The latest announcement puts an end to the long-standing question of whether King Charles will replace his mother, Queen Elizabeth II, on the Australian legal tender. The portrait of Queen Elizabeth II has adorned the $5 banknote since July 1992, when it was introduced to commemorate the 40th anniversary of her accession. Her Majesty was previously on the 1 pound banknote, first released in 1953 and the $1 paper banknote which debuted in 1966, both of which were subsequently phased out by the RBA. Following Her Majesty’s death in late 2022, the RBA announced that it would be reviewing the current $5 banknote design.
“The Bank will consult with First Australians in designing the $5 banknote,” Thursday’s announcement read. “The new banknote will take a number of years to be designed and printed. In the meantime, the current $5 banknote will continue to be issued. It will be able to be used even after the new banknote is issued.”
Importantly, the government has confirmed that a monarch will remain on all Australian coins, despite the new design seeing Queen Elizabeth II’s likeness removed. Treasurer Jim Chalmers, who was part of the consultation process, said he supported the verdict.
“We were consulted on this decision, it is a decision for the RBA to take but the governor consulted me in reaching this decision,” he told the ABC. “I welcome the decision taken … to ensure that the new $5 note recognises and celebrates the culture and history and heritage of Indigenous Australians. It’s important to remember that the monarch will continue to be on our coins.”
While the landmark decision has been labelled an ‘attack’ on society by Opposition leader Peter Dutton, it’s not the first time controversy has surrounded the design. When the current $5 banknote was announced in 1992, the RBA came under intense scrutiny for replacing prominent humanitarian aid worker Caroline Chisholm with the monarch. Chisholm, a philanthropist best known for supporting immigrant female and family welfare in Australia, had featured on the note since it was introduced in 1967.
“The Reserve Bank defended its decision to include the portrait of the Queen, explaining that the monarch’s portrait always appeared on at least one banknote; as Australia remained a constitutional monarchy, it was still appropriate to depict the Queen on Australia’s banknotes,” the Reserve Bank of Australia museum’s website reads.
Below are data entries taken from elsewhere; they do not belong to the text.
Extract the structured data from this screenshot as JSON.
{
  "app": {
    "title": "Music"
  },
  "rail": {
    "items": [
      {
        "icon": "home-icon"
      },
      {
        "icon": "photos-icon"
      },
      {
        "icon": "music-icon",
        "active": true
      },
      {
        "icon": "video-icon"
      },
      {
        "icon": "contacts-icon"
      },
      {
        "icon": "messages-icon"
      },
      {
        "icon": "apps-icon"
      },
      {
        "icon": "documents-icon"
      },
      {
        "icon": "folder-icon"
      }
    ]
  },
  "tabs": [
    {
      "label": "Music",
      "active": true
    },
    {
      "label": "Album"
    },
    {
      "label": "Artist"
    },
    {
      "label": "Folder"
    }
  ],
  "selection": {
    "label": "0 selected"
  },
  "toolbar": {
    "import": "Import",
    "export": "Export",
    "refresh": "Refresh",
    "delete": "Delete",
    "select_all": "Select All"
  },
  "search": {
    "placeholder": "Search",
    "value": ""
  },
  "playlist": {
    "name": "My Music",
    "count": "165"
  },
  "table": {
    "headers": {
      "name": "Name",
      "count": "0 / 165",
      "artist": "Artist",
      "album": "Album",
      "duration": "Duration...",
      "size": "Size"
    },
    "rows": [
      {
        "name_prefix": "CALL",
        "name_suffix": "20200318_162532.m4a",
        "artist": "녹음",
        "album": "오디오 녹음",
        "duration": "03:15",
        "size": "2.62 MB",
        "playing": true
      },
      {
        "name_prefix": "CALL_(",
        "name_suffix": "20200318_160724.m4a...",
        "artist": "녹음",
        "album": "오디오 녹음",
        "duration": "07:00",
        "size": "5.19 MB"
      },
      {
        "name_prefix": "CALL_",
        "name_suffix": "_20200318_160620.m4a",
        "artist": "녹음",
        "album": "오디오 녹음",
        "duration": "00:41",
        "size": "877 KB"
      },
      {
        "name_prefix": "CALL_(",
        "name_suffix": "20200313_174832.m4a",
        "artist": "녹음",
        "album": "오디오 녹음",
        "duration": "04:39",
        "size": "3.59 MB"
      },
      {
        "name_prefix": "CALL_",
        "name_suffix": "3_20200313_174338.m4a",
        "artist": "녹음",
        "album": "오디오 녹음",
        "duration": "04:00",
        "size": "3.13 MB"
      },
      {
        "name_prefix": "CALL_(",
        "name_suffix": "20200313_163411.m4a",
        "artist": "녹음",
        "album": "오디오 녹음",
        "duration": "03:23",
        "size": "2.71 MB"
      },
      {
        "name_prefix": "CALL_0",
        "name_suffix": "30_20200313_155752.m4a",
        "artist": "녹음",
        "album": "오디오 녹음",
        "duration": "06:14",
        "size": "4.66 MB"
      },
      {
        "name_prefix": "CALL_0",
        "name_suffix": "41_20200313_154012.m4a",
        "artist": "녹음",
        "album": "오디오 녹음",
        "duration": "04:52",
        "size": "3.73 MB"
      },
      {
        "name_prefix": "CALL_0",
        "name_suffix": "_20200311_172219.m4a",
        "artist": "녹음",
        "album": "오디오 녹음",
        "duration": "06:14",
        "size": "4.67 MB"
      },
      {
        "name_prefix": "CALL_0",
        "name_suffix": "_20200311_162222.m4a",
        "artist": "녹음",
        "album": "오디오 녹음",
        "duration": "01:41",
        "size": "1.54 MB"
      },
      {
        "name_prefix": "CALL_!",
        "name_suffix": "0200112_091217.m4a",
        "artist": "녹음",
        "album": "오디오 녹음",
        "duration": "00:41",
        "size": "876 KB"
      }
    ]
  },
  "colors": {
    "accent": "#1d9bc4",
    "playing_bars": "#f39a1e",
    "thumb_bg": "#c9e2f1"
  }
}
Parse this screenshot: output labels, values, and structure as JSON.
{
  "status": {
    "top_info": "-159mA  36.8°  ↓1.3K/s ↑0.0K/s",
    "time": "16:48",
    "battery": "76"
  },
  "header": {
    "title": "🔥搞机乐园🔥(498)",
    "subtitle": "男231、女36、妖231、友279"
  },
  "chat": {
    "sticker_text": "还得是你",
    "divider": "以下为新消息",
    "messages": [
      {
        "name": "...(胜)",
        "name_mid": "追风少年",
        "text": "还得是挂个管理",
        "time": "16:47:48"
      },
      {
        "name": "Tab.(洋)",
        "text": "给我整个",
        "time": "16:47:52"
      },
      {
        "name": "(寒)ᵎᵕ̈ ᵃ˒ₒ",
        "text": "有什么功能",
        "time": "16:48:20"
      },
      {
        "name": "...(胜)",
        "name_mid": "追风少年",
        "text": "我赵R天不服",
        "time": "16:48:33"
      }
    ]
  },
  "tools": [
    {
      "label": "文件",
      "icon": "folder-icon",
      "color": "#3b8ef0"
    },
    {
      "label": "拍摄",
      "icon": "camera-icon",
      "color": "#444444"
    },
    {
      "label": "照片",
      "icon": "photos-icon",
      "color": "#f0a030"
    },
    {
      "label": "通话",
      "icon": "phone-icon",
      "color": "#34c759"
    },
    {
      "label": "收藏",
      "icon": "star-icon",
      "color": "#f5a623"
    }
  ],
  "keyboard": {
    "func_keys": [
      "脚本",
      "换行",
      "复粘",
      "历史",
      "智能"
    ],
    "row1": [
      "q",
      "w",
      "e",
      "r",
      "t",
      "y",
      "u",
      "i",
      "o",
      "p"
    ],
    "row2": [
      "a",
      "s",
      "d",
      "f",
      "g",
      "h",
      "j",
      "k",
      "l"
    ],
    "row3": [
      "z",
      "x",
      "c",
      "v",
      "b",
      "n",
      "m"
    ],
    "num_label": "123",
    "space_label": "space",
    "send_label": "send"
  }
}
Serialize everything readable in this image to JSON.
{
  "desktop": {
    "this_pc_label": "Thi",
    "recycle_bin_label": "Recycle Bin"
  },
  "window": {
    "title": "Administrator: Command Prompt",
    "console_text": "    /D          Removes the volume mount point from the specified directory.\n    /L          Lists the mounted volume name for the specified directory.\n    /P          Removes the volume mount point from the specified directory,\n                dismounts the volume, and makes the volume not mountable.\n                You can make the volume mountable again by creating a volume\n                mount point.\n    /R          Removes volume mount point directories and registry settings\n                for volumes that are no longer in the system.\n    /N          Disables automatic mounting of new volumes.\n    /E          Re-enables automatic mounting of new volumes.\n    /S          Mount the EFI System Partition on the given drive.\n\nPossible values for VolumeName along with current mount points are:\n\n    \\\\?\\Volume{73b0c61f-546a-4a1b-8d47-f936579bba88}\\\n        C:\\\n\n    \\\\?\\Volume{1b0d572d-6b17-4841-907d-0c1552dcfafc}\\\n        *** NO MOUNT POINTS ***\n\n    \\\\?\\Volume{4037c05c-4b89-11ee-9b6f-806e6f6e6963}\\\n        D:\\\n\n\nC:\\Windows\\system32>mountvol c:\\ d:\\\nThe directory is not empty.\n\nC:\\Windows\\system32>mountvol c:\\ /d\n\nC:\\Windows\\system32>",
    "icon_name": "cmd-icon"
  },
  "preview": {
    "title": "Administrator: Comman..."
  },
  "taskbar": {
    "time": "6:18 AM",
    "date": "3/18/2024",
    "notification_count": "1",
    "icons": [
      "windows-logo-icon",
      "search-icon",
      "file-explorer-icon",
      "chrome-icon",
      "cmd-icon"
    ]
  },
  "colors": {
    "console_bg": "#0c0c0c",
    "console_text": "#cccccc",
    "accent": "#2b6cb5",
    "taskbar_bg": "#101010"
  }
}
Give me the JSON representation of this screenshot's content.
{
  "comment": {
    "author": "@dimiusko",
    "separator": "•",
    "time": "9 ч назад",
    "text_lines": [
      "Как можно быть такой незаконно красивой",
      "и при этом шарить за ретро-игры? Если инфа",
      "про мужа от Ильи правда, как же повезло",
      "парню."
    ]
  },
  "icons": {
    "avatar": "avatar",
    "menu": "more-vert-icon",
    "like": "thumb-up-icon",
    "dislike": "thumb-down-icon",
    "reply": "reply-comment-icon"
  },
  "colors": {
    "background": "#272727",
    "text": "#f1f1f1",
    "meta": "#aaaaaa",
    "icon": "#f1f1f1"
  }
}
The new $5 banknote will join a growing list of Indigenous-inspired designs that have come into legal tender over the past few decades. According to the RBA, Australia’s first polymer banknote, a $10 issued as a one-off in 1988, included examples of ancient and contemporary Aboriginal art, while the current $50 banknote features author, activist, inventor, musician and preacher, David Uniapon, a Ngarrindjeri man from South Australia. The current $5 banknote showcases the Forecourt Mosaic, which is based on a Central Desert dot-style painting by Michael Nelson Jagamara titled ‘Possum and Wallaby Dreaming’.